▶ TASK STATEMENT: When a line in the records contains the string "selling", copy that line.

*** Opening RECORDS SHOWN ***

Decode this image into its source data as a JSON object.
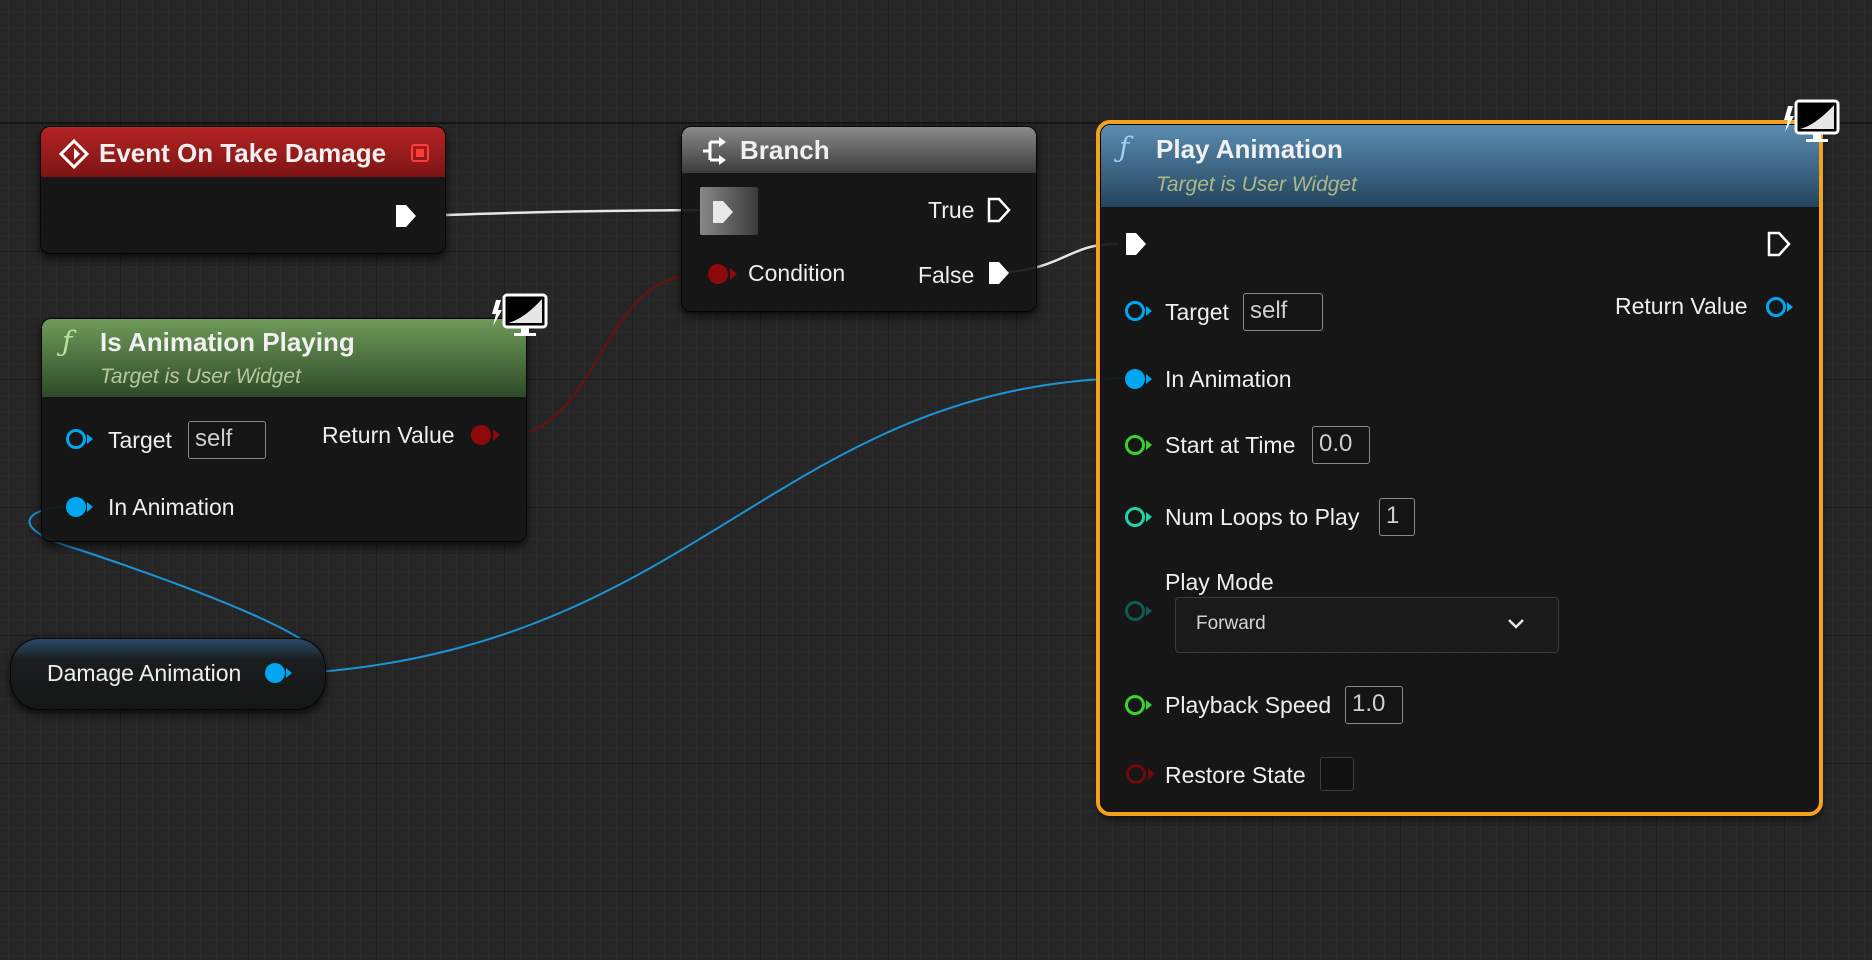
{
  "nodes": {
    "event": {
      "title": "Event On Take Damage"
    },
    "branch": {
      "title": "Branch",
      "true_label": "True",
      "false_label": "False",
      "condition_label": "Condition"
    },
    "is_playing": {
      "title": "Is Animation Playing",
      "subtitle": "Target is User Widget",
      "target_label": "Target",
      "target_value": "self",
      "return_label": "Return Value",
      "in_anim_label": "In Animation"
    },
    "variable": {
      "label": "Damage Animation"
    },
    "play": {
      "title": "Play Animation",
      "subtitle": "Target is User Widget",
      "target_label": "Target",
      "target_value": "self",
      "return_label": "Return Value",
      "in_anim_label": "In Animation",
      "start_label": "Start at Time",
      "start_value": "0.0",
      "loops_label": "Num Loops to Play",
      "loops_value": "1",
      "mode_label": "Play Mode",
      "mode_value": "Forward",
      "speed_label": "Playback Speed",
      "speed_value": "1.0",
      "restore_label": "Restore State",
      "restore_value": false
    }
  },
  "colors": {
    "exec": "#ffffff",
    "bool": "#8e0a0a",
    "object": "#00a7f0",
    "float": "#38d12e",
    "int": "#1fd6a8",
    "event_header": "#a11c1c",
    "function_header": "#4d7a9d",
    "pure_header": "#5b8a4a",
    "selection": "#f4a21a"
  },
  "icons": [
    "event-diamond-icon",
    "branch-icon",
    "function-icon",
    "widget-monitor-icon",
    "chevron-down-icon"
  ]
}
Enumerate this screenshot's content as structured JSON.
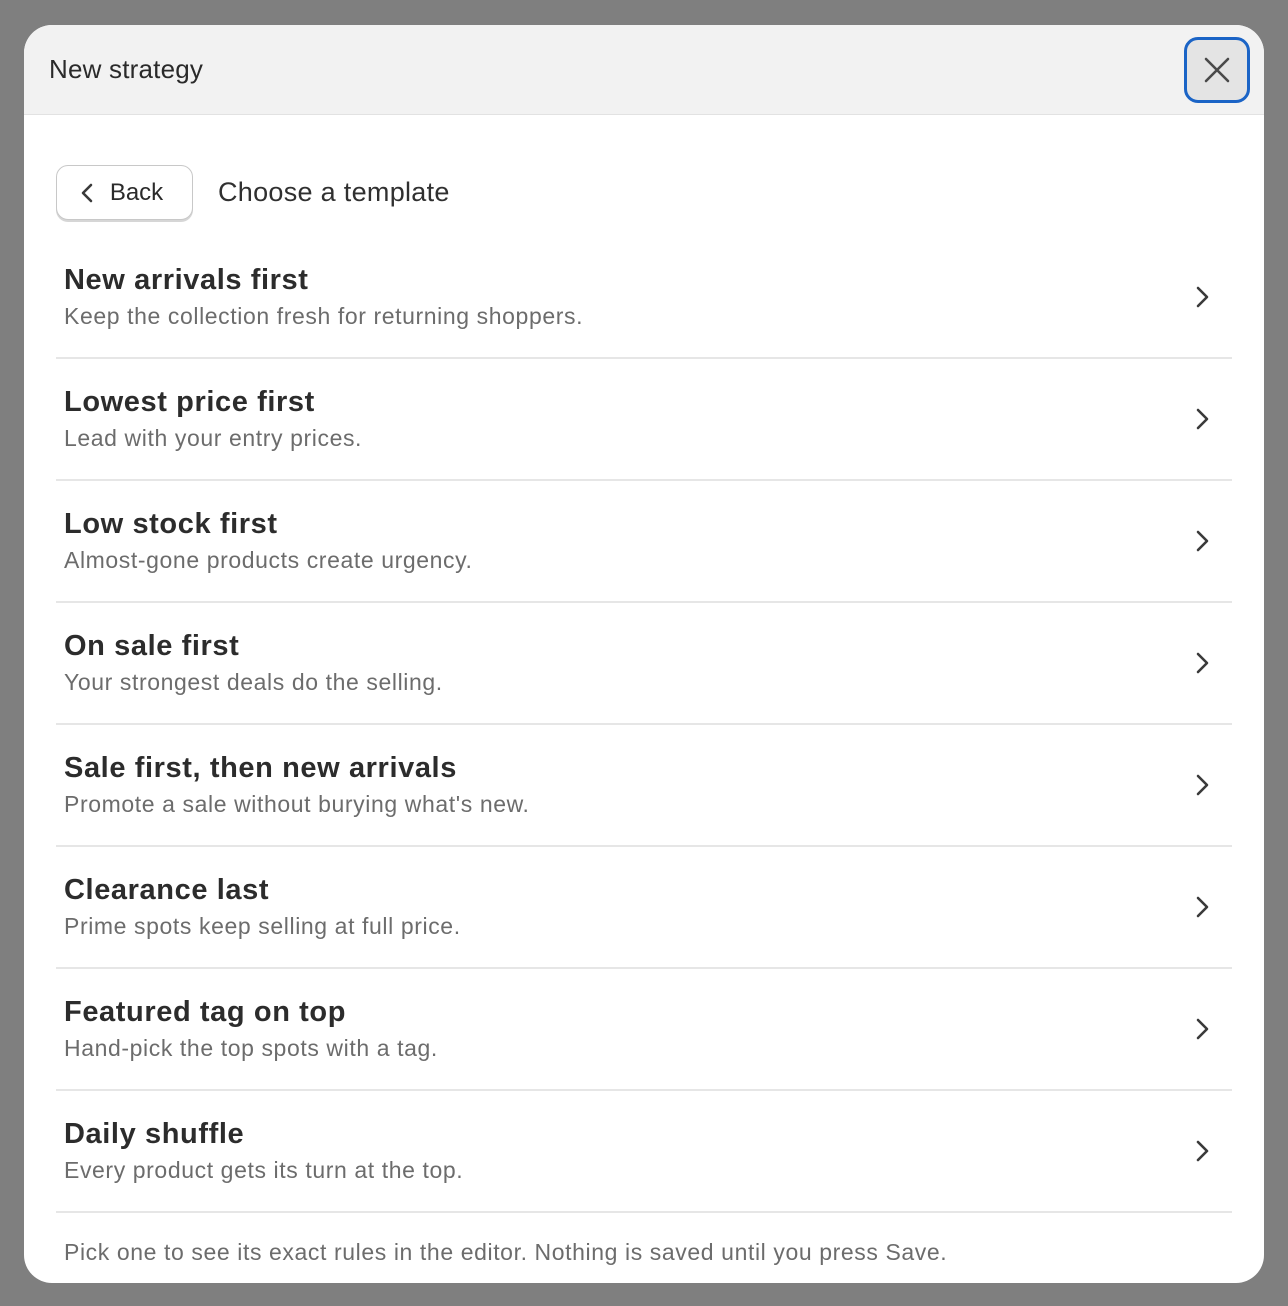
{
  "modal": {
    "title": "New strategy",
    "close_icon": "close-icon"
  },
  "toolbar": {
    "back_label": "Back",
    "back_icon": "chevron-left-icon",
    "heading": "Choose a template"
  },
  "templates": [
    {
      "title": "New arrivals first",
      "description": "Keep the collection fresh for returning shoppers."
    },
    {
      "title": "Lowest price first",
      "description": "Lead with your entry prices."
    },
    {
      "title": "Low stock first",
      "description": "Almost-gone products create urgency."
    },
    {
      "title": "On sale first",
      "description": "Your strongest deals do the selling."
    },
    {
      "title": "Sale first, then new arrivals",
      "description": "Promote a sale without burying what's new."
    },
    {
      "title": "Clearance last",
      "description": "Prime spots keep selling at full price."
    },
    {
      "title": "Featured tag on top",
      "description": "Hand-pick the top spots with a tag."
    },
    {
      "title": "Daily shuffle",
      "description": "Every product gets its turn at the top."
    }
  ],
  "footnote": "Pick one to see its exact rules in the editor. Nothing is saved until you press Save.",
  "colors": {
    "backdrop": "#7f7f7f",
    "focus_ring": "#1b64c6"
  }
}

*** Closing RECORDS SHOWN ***

▶ WORKED SOLUTION:
      "description": "Your strongest deals do the selling."
      "description": "Prime spots keep selling at full price."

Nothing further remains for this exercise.